>>

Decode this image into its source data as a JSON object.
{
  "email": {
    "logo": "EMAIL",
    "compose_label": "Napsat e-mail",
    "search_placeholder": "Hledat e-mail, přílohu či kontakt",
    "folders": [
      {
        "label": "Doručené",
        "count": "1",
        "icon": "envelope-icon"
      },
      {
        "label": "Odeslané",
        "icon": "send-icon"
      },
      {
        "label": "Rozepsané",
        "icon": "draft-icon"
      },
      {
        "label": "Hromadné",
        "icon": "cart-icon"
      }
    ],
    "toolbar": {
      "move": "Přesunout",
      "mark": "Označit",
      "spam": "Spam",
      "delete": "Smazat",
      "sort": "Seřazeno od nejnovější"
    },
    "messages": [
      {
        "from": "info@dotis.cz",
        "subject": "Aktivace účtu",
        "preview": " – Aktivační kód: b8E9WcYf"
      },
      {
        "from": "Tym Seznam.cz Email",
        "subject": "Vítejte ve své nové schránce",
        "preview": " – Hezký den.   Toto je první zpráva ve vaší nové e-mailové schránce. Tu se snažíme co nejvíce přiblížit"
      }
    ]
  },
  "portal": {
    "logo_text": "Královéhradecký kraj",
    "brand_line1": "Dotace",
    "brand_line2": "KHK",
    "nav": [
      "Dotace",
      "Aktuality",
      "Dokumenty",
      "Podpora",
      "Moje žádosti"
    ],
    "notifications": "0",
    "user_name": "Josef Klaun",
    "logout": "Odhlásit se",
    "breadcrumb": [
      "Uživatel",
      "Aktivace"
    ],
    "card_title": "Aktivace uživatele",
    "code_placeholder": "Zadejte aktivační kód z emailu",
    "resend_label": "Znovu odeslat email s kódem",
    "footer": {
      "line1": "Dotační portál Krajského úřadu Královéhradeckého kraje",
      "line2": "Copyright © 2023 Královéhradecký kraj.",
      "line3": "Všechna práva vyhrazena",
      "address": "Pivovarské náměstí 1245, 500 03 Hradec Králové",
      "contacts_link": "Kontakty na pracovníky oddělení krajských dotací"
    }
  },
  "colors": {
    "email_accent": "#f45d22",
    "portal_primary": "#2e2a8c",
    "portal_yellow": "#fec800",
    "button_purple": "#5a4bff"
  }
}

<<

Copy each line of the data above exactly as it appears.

Decode this image into its source data as a JSON object.
{
  "email": {
    "logo": "EMAIL",
    "compose_label": "Napsat e-mail",
    "search_placeholder": "Hledat e-mail, přílohu či kontakt",
    "folders": [
      {
        "label": "Doručené",
        "count": "1",
        "icon": "envelope-icon"
      },
      {
        "label": "Odeslané",
        "icon": "send-icon"
      },
      {
        "label": "Rozepsané",
        "icon": "draft-icon"
      },
      {
        "label": "Hromadné",
        "icon": "cart-icon"
      }
    ],
    "toolbar": {
      "move": "Přesunout",
      "mark": "Označit",
      "spam": "Spam",
      "delete": "Smazat",
      "sort": "Seřazeno od nejnovější"
    },
    "messages": [
      {
        "from": "info@dotis.cz",
        "subject": "Aktivace účtu",
        "preview": " – Aktivační kód: b8E9WcYf"
      },
      {
        "from": "Tym Seznam.cz Email",
        "subject": "Vítejte ve své nové schránce",
        "preview": " – Hezký den.   Toto je první zpráva ve vaší nové e-mailové schránce. Tu se snažíme co nejvíce přiblížit"
      }
    ]
  },
  "portal": {
    "logo_text": "Královéhradecký kraj",
    "brand_line1": "Dotace",
    "brand_line2": "KHK",
    "nav": [
      "Dotace",
      "Aktuality",
      "Dokumenty",
      "Podpora",
      "Moje žádosti"
    ],
    "notifications": "0",
    "user_name": "Josef Klaun",
    "logout": "Odhlásit se",
    "breadcrumb": [
      "Uživatel",
      "Aktivace"
    ],
    "card_title": "Aktivace uživatele",
    "code_placeholder": "Zadejte aktivační kód z emailu",
    "resend_label": "Znovu odeslat email s kódem",
    "footer": {
      "line1": "Dotační portál Krajského úřadu Královéhradeckého kraje",
      "line2": "Copyright © 2023 Královéhradecký kraj.",
      "line3": "Všechna práva vyhrazena",
      "address": "Pivovarské náměstí 1245, 500 03 Hradec Králové",
      "contacts_link": "Kontakty na pracovníky oddělení krajských dotací"
    }
  },
  "colors": {
    "email_accent": "#f45d22",
    "portal_primary": "#2e2a8c",
    "portal_yellow": "#fec800",
    "button_purple": "#5a4bff"
  }
}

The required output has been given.